One slightly unimpressive result came from the CrystalDisk benchmark, which tests read and write speeds for the internal SSD. Despite being a third-generation NVMe drive, a format that traditionally allows for transfer speeds of up to 3.5GB/s, the G5’s storage struggled to break 1GB/s in write speeds and only managed around 2.2GB/s in sequential reads. In practice, though, this deficit isn’t likely to be noticed by the vast majority of users, as this drive still comfortably outpaces the SATA storage found in many older laptops.
Save up to 60% off Bitdefender Total Security antivirus
Bitdefender's security packages currently sit on top of our best antivirus guides and there's never been a better time to buy thanks to the massive discounts. In the US you can save 60% on the annual security bundles with prices starting at just $23.99 a year. In the UK the prices start at a mere £15.99.
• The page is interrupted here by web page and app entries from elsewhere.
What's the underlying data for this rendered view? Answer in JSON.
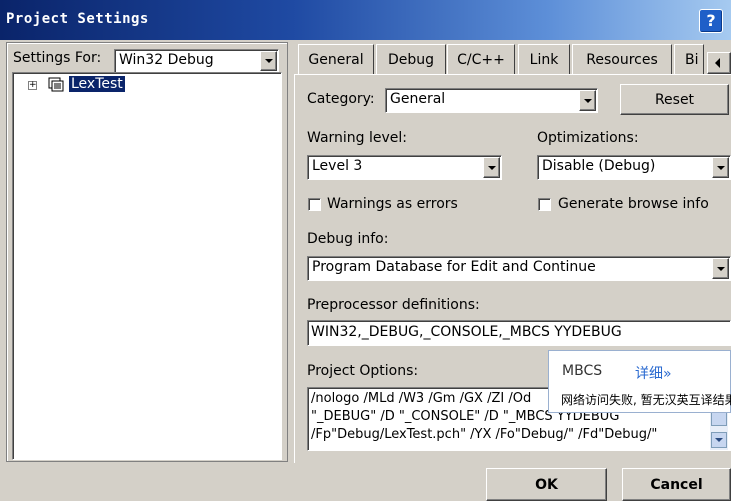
{
  "window": {
    "title": "Project Settings",
    "help_label": "?"
  },
  "settings_for": {
    "label": "Settings For:",
    "selected": "Win32 Debug"
  },
  "tree": {
    "items": [
      {
        "label": "LexTest",
        "expander": "+",
        "icon": "project-icon"
      }
    ]
  },
  "tabs": [
    {
      "label": "General"
    },
    {
      "label": "Debug"
    },
    {
      "label": "C/C++"
    },
    {
      "label": "Link"
    },
    {
      "label": "Resources"
    },
    {
      "label": "Bi"
    }
  ],
  "panel": {
    "category_label": "Category:",
    "category_value": "General",
    "reset_label": "Reset",
    "warning_level_label": "Warning level:",
    "warning_level_value": "Level 3",
    "optimizations_label": "Optimizations:",
    "optimizations_value": "Disable (Debug)",
    "warnings_as_errors_label": "Warnings as errors",
    "generate_browse_label": "Generate browse info",
    "debug_info_label": "Debug info:",
    "debug_info_value": "Program Database for Edit and Continue",
    "preprocessor_label": "Preprocessor definitions:",
    "preprocessor_value": "WIN32,_DEBUG,_CONSOLE,_MBCS YYDEBUG",
    "project_options_label": "Project Options:",
    "project_options_lines": [
      "/nologo /MLd /W3 /Gm /GX /ZI /Od",
      "\"_DEBUG\" /D \"_CONSOLE\" /D \"_MBCS YYDEBUG",
      "/Fp\"Debug/LexTest.pch\" /YX /Fo\"Debug/\" /Fd\"Debug/\""
    ]
  },
  "popup": {
    "term": "MBCS",
    "detail_link": "详细»",
    "message": "网络访问失败, 暂无汉英互译结果"
  },
  "buttons": {
    "ok": "OK",
    "cancel": "Cancel"
  }
}
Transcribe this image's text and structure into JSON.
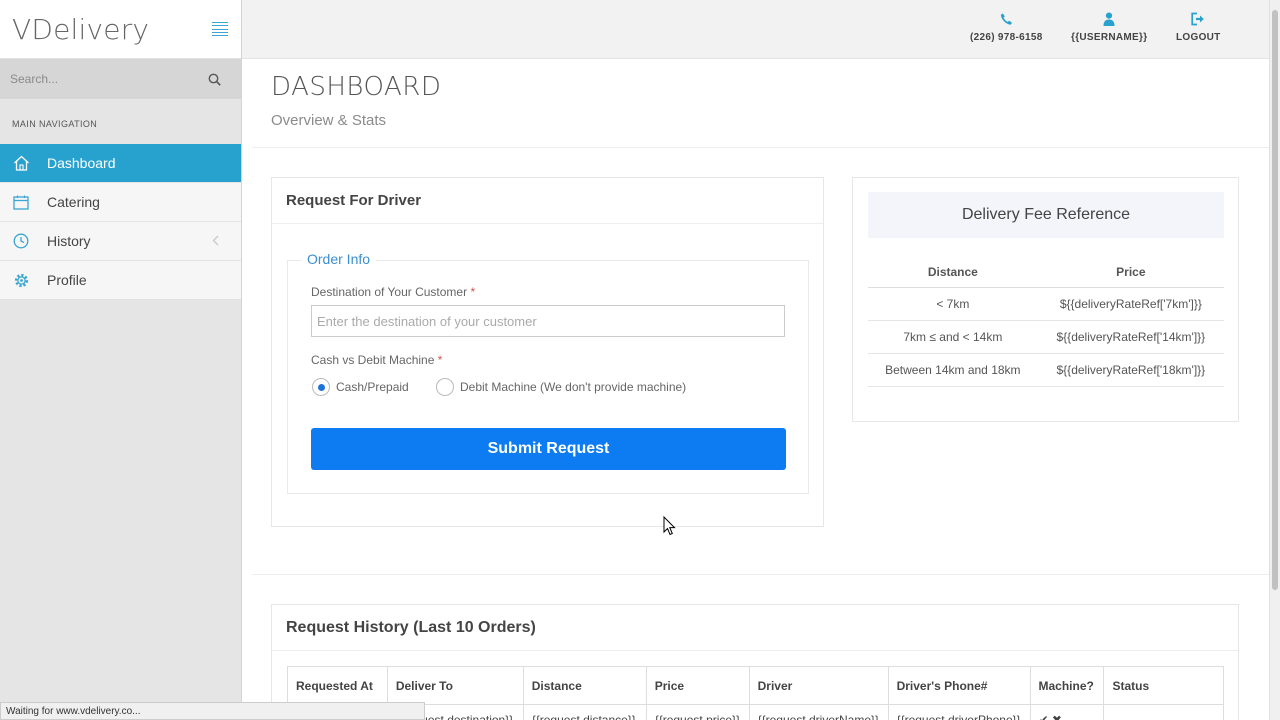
{
  "sidebar": {
    "logo": "VDelivery",
    "search_placeholder": "Search...",
    "nav_heading": "MAIN NAVIGATION",
    "items": [
      {
        "label": "Dashboard",
        "icon": "home-icon",
        "active": true
      },
      {
        "label": "Catering",
        "icon": "calendar-icon",
        "active": false
      },
      {
        "label": "History",
        "icon": "clock-icon",
        "active": false
      },
      {
        "label": "Profile",
        "icon": "gear-icon",
        "active": false
      }
    ]
  },
  "header": {
    "phone": "(226) 978-6158",
    "username": "{{USERNAME}}",
    "logout": "LOGOUT"
  },
  "page": {
    "title": "DASHBOARD",
    "subtitle": "Overview & Stats"
  },
  "request_form": {
    "title": "Request For Driver",
    "legend": "Order Info",
    "destination_label": "Destination of Your Customer",
    "required_mark": "*",
    "destination_placeholder": "Enter the destination of your customer",
    "destination_value": "",
    "payment_label": "Cash vs Debit Machine",
    "options": [
      {
        "label": "Cash/Prepaid",
        "selected": true
      },
      {
        "label": "Debit Machine (We don't provide machine)",
        "selected": false
      }
    ],
    "submit_label": "Submit Request"
  },
  "fee_reference": {
    "title": "Delivery Fee Reference",
    "columns": [
      "Distance",
      "Price"
    ],
    "rows": [
      [
        "< 7km",
        "${{deliveryRateRef['7km']}}"
      ],
      [
        "7km ≤ and < 14km",
        "${{deliveryRateRef['14km']}}"
      ],
      [
        "Between 14km and 18km",
        "${{deliveryRateRef['18km']}}"
      ]
    ]
  },
  "history": {
    "title": "Request History (Last 10 Orders)",
    "columns": [
      "Requested At",
      "Deliver To",
      "Distance",
      "Price",
      "Driver",
      "Driver's Phone#",
      "Machine?",
      "Status"
    ],
    "row": [
      "",
      "{{request.destination}}",
      "{{request.distance}}",
      "{{request.price}}",
      "{{request.driverName}}",
      "{{request.driverPhone}}",
      "✔ ✖",
      ""
    ]
  },
  "status_bar": "Waiting for www.vdelivery.co...",
  "colors": {
    "accent": "#27a1cd",
    "submit": "#0d7bf1",
    "legend": "#3a8fd0"
  }
}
Overall - should you buy it?
Looks aren't everything: if the external design doesn’t put you off, the Dell G5 5500 is a fairly priced gaming laptop that gets the job done. It’s nothing special and doesn't seem to impacted by the influence of Dell having Alienware laptops in their wheelhouse, but performance is generally good and there are no major bum notes to worry about.
For anyone looking to buy their first gaming laptop, this is a pretty good choice. The cheaper £899 model packs half the RAM and the excellent 1660 Ti GPU, which should offer performance only slightly behind the 2060, which makes it a potentially more appealing option for gamers on a budget. Conversely, the £1,199 version has an RTX 2070, which probably won’t offer improved performance quite in line with the price increase. Even with the release of the new RTX 3060 laptops, RTX 3070 laptops, and RTX 3080 laptops, this is a fine choice for those not chasing frame-rates or those who want a gaming-capable work or home laptop without breaking the bank.
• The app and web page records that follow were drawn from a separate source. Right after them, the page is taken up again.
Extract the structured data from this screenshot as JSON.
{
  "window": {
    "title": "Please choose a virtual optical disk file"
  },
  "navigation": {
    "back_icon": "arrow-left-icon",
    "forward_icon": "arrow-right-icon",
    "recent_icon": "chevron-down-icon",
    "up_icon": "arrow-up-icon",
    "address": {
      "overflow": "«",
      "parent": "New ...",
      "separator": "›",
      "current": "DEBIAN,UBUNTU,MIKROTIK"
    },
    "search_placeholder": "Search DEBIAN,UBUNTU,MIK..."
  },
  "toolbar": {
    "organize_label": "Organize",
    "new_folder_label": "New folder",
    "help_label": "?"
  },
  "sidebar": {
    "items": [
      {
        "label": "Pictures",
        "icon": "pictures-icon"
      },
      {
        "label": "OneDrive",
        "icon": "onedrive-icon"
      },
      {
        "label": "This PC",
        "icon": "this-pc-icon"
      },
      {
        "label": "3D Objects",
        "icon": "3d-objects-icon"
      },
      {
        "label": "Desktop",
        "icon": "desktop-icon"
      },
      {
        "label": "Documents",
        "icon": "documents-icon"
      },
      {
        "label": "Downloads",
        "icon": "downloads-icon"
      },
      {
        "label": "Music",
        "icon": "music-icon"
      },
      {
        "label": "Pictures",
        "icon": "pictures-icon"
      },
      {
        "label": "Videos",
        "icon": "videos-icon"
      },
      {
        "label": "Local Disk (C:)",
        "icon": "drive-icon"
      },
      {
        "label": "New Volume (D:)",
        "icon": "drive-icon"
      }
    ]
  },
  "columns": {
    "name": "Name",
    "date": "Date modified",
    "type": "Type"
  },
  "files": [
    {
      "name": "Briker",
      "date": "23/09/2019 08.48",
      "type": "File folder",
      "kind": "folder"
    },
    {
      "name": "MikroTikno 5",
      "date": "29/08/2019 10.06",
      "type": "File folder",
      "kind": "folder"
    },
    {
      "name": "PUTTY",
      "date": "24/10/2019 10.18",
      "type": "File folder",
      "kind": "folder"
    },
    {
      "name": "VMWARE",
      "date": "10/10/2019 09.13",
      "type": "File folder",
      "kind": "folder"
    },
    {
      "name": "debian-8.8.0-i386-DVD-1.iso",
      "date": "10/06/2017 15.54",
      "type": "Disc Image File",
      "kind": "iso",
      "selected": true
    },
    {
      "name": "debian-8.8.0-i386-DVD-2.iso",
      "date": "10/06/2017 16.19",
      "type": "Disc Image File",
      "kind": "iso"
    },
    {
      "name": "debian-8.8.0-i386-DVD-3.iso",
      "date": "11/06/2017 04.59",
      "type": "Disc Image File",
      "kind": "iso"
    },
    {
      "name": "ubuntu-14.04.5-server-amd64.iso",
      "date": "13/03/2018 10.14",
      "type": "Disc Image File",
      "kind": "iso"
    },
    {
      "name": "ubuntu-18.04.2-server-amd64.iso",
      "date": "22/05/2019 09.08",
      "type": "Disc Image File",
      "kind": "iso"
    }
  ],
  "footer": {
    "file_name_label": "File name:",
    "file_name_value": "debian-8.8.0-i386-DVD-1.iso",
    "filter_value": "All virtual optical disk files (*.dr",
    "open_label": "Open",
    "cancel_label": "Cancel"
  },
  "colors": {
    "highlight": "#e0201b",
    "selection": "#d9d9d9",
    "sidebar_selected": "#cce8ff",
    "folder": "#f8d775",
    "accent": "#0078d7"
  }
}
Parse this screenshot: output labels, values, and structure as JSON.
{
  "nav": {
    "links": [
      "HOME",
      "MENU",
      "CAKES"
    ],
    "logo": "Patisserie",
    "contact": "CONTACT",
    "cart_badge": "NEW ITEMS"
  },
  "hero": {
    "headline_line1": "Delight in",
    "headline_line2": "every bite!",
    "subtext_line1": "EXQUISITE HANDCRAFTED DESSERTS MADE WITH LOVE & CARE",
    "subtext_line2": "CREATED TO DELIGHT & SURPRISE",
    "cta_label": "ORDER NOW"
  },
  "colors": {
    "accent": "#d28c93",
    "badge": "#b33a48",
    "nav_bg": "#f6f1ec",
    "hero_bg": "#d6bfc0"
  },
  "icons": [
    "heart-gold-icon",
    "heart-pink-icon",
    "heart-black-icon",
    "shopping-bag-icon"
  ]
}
Our review model sits in the middle, and we feel comfortable recommending it to anyone who wants a no-nonsense PC gaming experience at home and away. It’ll work best as a desktop replacement system, ideal for working from home when you’re not busy gaming!